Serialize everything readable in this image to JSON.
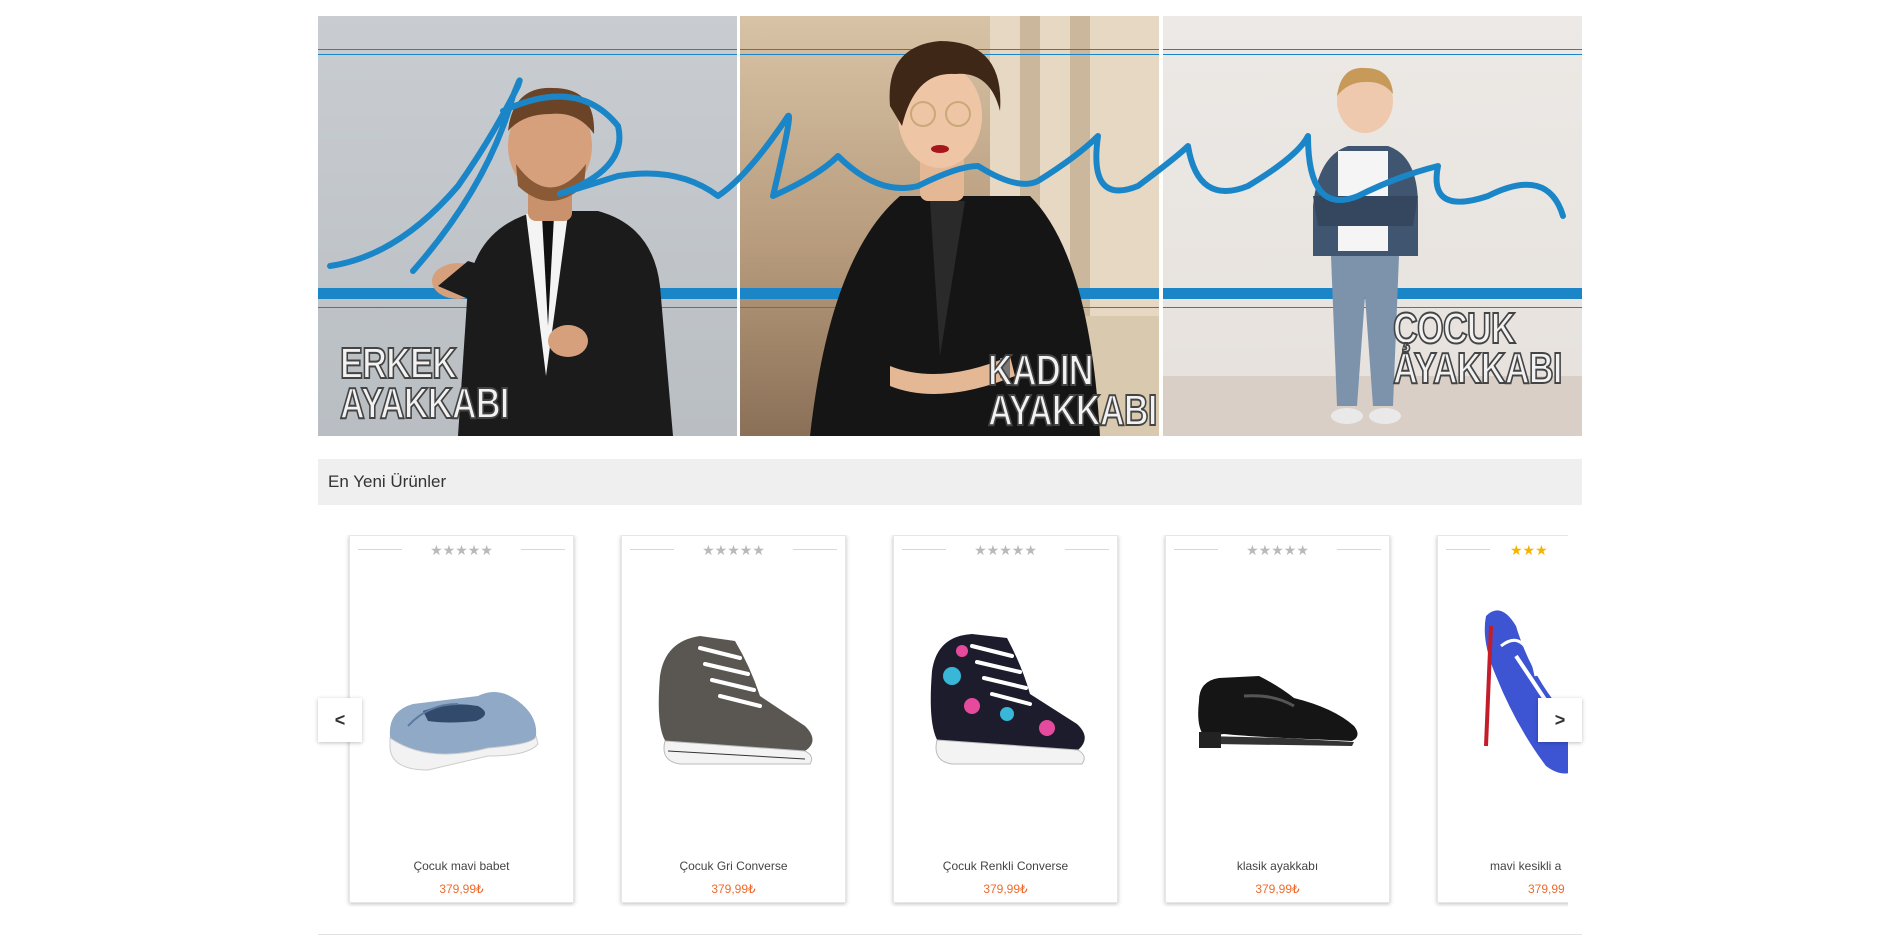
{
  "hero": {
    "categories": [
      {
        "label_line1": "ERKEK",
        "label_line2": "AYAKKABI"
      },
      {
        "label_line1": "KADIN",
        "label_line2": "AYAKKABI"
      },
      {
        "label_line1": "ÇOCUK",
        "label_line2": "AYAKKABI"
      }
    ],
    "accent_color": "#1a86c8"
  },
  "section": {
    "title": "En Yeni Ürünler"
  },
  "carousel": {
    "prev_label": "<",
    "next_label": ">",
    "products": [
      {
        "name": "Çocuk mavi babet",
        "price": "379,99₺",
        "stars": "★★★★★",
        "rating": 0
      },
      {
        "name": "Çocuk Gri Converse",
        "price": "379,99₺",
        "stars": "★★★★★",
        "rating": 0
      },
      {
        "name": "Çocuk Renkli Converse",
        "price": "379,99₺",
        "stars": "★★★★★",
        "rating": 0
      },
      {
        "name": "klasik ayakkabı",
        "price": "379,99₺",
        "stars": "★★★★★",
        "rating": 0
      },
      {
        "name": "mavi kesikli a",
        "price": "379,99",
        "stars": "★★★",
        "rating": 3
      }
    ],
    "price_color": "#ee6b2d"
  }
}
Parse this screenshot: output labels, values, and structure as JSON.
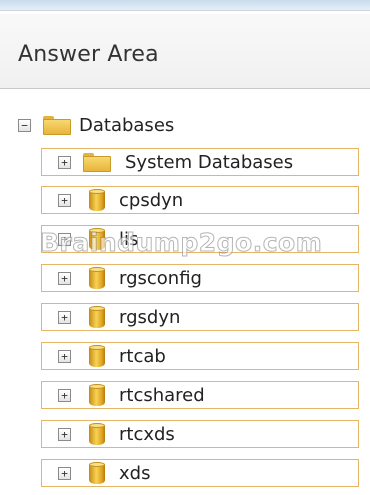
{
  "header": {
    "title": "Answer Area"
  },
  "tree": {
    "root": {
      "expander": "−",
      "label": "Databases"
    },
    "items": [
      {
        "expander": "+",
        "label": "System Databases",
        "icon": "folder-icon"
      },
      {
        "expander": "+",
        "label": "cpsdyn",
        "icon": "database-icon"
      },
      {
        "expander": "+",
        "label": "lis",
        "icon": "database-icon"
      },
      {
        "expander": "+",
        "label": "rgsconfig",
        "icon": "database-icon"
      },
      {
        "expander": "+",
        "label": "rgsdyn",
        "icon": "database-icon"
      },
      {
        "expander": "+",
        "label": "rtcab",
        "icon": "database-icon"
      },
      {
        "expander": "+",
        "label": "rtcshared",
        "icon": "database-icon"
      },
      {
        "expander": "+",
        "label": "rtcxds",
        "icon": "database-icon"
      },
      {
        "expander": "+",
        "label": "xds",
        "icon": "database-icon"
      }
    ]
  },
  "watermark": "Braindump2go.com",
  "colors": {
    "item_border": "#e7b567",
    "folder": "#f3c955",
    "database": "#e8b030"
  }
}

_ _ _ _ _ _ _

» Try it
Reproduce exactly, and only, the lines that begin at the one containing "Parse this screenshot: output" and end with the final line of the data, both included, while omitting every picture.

» Answer below
Parse this screenshot: output labels, values, and structure as JSON.
{
  "header": {
    "title": "Answer Area"
  },
  "tree": {
    "root": {
      "expander": "−",
      "label": "Databases"
    },
    "items": [
      {
        "expander": "+",
        "label": "System Databases",
        "icon": "folder-icon"
      },
      {
        "expander": "+",
        "label": "cpsdyn",
        "icon": "database-icon"
      },
      {
        "expander": "+",
        "label": "lis",
        "icon": "database-icon"
      },
      {
        "expander": "+",
        "label": "rgsconfig",
        "icon": "database-icon"
      },
      {
        "expander": "+",
        "label": "rgsdyn",
        "icon": "database-icon"
      },
      {
        "expander": "+",
        "label": "rtcab",
        "icon": "database-icon"
      },
      {
        "expander": "+",
        "label": "rtcshared",
        "icon": "database-icon"
      },
      {
        "expander": "+",
        "label": "rtcxds",
        "icon": "database-icon"
      },
      {
        "expander": "+",
        "label": "xds",
        "icon": "database-icon"
      }
    ]
  },
  "watermark": "Braindump2go.com",
  "colors": {
    "item_border": "#e7b567",
    "folder": "#f3c955",
    "database": "#e8b030"
  }
}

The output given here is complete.